PROMPT —
Among the records, which lines hold the word "Manual"? Pick them out.
______
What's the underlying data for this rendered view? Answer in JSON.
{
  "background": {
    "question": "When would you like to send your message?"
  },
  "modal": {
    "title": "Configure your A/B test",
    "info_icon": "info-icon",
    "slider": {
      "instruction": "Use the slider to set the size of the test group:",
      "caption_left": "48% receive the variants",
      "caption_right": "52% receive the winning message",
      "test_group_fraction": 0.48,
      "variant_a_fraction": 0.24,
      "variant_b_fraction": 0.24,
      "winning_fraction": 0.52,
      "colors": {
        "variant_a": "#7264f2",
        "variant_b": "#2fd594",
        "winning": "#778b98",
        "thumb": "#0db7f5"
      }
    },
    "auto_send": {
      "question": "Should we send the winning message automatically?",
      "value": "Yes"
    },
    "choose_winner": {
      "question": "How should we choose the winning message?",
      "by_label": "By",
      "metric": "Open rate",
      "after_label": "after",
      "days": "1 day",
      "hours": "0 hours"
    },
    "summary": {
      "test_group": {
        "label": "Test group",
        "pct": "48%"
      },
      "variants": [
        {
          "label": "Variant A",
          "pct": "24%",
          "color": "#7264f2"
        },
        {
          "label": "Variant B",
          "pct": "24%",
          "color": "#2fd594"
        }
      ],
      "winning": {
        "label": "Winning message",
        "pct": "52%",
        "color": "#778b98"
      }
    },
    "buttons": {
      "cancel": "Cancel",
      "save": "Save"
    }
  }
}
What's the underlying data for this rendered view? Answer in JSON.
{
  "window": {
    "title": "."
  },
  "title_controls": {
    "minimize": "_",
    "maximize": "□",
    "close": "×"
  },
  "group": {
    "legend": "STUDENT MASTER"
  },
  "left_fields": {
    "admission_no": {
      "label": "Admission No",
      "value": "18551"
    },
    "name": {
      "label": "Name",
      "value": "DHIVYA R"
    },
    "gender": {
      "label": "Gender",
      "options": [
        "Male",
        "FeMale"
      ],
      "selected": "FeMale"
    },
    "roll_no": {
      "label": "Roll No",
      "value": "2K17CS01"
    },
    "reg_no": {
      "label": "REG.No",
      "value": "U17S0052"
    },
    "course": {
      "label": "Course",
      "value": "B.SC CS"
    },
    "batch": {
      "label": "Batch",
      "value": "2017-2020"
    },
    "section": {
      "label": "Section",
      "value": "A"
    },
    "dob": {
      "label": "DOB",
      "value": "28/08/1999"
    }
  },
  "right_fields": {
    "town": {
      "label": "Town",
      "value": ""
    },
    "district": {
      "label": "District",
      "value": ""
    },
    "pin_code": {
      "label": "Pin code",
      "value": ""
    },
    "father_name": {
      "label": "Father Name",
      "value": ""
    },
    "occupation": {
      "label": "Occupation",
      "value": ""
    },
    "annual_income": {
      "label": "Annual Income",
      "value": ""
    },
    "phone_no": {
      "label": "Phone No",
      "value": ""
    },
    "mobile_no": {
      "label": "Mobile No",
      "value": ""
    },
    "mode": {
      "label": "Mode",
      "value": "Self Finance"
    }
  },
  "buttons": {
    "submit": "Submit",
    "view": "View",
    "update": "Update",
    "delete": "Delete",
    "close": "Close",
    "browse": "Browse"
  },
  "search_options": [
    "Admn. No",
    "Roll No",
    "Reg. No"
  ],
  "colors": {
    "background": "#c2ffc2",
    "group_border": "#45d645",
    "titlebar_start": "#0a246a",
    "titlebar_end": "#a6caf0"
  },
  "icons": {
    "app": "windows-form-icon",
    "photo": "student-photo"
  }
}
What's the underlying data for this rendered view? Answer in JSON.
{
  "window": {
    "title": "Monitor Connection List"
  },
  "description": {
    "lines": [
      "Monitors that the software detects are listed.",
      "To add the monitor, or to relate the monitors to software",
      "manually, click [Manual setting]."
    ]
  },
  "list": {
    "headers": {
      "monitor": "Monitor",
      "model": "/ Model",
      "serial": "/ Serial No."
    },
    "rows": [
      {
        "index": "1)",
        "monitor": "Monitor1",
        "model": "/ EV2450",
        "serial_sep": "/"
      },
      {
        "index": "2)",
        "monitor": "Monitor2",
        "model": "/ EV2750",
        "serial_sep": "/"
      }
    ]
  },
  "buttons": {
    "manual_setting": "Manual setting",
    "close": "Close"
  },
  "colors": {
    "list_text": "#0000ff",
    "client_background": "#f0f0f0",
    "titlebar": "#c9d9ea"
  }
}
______
WRITTEN SOLUTION —
      "manually, click [Manual setting]."
    "manual_setting": "Manual setting",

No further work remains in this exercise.